»»

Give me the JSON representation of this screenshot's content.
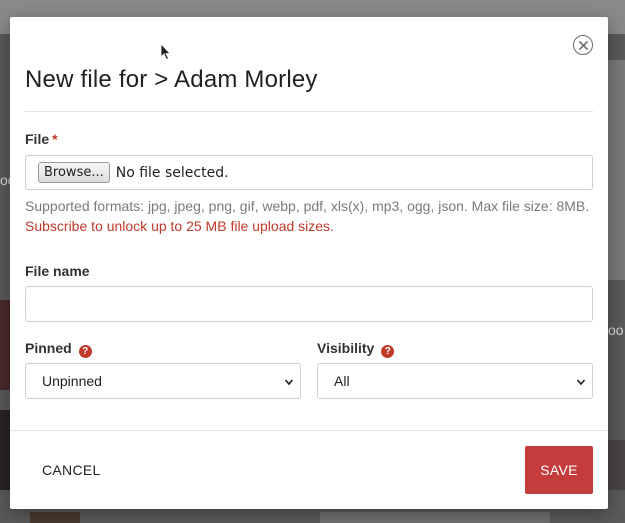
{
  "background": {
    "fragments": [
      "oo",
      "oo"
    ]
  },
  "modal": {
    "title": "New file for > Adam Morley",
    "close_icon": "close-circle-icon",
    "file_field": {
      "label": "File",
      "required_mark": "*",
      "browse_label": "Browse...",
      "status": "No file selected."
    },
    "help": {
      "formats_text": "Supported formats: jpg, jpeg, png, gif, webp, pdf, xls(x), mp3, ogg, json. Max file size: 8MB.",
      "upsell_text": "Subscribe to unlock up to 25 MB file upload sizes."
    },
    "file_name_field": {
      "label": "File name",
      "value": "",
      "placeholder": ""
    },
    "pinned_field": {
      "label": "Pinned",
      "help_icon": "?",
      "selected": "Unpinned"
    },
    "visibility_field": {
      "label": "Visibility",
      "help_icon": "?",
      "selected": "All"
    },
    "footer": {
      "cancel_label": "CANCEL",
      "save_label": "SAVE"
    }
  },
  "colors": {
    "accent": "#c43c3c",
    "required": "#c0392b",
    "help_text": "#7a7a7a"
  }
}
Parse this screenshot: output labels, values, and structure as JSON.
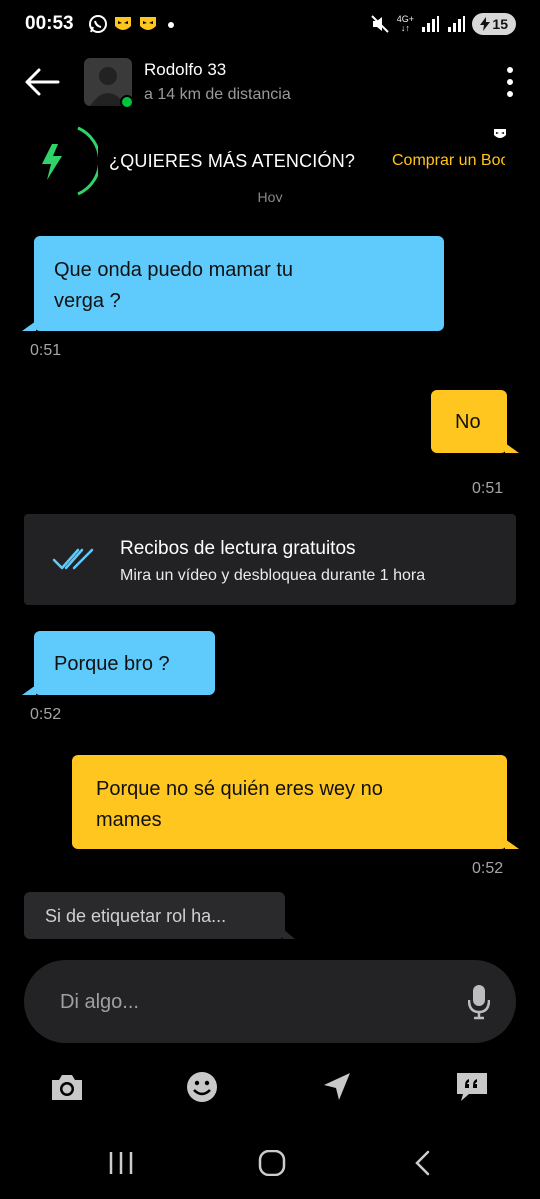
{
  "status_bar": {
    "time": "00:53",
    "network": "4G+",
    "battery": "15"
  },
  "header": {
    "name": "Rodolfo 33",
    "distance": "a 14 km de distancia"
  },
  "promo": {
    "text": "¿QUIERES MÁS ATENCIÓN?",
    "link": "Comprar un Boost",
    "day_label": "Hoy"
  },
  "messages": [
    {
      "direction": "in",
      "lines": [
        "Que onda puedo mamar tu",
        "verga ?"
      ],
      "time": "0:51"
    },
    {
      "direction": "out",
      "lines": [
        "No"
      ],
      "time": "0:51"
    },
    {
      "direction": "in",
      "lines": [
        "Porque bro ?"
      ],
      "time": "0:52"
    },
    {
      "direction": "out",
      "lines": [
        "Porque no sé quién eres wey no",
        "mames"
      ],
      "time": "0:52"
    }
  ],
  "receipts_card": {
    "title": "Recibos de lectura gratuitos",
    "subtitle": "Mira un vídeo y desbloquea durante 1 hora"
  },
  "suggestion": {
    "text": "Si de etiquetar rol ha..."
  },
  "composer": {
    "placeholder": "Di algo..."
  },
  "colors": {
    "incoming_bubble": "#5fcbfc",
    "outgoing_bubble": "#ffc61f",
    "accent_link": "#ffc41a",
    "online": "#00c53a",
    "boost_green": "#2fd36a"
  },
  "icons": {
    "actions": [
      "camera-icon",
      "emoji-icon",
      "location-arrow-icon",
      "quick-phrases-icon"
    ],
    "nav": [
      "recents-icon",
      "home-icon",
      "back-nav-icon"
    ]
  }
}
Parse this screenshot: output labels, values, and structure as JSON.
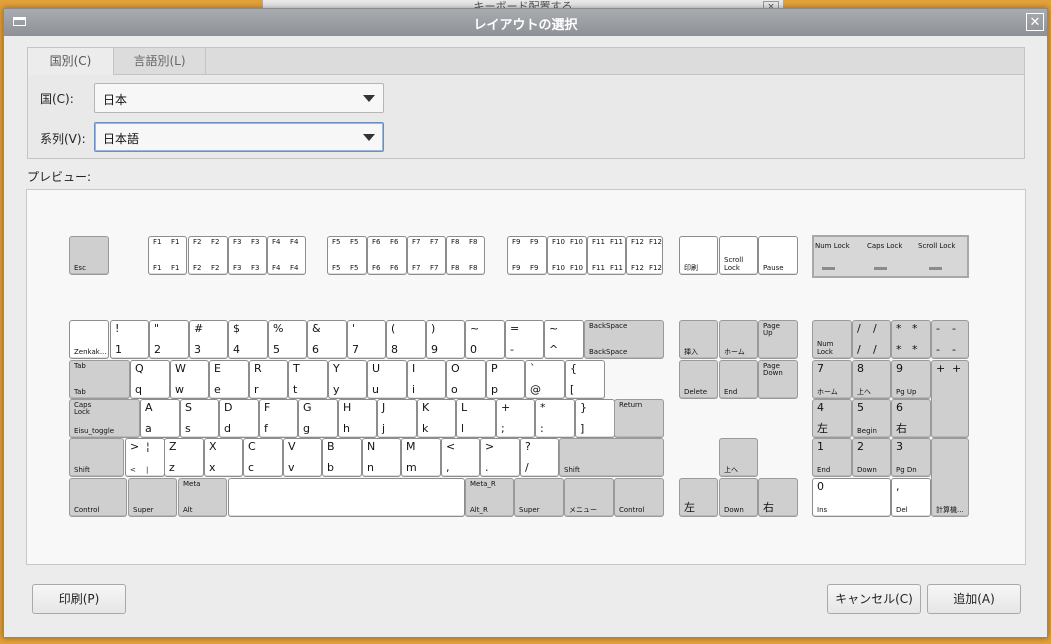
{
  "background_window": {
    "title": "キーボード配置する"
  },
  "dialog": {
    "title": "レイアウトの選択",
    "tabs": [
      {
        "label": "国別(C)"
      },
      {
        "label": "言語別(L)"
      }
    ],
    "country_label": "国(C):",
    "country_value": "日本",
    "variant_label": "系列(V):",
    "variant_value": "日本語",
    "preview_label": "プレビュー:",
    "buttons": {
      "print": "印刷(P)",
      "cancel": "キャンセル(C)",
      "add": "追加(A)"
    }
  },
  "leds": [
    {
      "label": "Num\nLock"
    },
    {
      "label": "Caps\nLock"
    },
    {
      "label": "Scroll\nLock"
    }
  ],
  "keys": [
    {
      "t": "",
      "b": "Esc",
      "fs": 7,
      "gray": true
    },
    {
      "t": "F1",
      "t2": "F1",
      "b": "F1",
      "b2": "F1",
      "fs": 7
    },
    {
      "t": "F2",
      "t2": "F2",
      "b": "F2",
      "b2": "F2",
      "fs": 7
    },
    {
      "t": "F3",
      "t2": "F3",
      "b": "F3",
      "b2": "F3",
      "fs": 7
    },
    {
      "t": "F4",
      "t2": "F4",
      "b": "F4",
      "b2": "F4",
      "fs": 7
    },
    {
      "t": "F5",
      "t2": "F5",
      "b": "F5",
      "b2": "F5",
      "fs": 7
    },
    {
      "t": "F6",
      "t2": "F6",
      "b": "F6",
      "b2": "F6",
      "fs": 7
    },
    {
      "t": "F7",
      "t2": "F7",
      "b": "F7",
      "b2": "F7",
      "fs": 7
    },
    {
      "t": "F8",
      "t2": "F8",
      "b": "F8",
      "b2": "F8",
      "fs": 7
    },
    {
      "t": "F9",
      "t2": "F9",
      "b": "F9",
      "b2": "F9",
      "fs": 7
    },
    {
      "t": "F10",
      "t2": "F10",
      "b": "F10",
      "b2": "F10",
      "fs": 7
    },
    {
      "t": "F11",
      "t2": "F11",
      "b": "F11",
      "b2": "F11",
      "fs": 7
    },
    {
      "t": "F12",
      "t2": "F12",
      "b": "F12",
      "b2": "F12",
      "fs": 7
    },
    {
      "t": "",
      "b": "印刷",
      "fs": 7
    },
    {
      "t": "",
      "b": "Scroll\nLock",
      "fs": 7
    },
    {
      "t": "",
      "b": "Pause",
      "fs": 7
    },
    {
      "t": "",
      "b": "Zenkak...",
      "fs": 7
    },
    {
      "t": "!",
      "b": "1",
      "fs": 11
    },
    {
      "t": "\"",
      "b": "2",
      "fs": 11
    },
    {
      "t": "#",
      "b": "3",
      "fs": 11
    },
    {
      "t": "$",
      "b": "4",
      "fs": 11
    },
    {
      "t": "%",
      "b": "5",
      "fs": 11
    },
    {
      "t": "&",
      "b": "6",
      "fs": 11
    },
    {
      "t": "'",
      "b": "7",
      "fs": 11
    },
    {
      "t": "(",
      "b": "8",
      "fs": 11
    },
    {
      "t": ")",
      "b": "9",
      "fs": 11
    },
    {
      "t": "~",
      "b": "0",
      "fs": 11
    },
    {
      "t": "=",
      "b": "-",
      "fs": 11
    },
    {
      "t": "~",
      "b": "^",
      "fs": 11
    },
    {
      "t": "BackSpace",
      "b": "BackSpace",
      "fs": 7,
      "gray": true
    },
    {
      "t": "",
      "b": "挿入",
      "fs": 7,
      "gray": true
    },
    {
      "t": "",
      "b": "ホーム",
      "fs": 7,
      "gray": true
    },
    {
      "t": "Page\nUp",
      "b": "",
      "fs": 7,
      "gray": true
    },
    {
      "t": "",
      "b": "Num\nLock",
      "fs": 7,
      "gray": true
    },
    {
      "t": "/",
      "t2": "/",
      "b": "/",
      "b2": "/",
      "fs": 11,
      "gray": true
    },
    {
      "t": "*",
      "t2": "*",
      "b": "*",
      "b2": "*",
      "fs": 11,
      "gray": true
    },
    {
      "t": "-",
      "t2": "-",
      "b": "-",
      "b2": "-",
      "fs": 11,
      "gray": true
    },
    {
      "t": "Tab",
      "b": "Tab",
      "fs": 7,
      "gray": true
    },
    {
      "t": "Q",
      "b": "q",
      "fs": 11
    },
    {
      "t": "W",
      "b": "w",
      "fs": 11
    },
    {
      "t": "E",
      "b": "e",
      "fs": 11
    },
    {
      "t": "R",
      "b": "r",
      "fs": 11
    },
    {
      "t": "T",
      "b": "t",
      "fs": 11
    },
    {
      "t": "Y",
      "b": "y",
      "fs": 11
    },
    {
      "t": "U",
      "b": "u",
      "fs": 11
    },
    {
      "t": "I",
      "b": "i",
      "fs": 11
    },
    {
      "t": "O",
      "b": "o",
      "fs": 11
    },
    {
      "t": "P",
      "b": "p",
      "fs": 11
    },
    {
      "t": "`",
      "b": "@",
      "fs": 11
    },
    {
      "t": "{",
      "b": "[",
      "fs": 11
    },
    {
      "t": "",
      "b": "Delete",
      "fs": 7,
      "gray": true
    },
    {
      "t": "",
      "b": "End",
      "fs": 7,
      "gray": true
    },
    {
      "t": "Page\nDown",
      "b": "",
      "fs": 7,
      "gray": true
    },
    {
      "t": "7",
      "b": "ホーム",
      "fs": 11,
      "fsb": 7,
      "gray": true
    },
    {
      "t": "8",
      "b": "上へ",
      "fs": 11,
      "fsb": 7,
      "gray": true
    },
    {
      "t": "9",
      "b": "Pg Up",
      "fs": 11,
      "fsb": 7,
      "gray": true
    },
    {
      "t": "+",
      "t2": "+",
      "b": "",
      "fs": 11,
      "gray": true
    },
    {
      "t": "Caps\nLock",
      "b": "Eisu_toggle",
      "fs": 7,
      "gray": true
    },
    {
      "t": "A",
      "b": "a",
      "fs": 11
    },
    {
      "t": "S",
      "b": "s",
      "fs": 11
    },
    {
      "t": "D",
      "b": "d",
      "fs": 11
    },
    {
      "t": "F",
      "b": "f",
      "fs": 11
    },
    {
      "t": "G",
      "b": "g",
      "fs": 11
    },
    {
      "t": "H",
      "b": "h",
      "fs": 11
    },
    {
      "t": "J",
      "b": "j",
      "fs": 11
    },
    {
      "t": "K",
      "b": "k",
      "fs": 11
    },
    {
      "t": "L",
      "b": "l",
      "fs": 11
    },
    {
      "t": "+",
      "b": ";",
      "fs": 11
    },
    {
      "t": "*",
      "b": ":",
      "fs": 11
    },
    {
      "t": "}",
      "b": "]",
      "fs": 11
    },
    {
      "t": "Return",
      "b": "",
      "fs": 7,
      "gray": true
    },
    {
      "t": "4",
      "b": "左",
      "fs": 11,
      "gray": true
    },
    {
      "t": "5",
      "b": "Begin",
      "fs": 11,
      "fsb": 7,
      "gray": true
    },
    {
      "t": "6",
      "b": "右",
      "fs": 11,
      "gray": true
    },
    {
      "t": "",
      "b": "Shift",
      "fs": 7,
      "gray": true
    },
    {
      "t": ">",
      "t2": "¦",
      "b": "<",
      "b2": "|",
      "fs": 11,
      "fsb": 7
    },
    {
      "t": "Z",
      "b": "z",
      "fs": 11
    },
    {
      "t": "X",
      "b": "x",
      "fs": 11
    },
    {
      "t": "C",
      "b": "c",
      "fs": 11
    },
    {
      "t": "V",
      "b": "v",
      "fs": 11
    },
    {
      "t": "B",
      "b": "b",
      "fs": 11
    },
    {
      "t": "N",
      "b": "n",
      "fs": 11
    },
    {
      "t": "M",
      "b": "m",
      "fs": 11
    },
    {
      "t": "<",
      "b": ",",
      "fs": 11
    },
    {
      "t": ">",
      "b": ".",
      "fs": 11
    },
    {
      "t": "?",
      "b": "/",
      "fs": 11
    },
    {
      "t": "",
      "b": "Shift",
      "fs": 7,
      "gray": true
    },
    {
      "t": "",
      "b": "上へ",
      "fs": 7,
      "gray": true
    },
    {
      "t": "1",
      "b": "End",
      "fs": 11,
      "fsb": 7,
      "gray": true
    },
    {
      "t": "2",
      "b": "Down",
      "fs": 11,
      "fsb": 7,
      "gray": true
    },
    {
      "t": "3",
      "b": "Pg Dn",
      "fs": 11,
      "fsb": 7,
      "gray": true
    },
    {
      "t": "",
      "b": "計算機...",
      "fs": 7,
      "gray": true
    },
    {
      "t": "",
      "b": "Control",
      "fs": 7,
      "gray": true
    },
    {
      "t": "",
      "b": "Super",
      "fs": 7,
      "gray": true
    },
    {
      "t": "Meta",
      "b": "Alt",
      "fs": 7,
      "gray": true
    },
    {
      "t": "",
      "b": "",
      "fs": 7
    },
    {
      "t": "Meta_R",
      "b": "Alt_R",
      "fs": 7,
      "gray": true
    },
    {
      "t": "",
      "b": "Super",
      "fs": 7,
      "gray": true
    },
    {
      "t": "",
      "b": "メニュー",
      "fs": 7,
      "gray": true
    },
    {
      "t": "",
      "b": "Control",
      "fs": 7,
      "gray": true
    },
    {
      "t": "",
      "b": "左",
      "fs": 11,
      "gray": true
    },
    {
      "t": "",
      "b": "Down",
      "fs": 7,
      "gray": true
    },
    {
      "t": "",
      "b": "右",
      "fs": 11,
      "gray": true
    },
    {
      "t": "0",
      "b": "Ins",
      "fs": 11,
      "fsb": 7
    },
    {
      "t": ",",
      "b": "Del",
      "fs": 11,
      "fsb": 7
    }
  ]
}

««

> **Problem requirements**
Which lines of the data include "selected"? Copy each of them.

> **Solution to this problem**
      "status": "No file selected."
      "selected": "Unpinned"
      "selected": "All"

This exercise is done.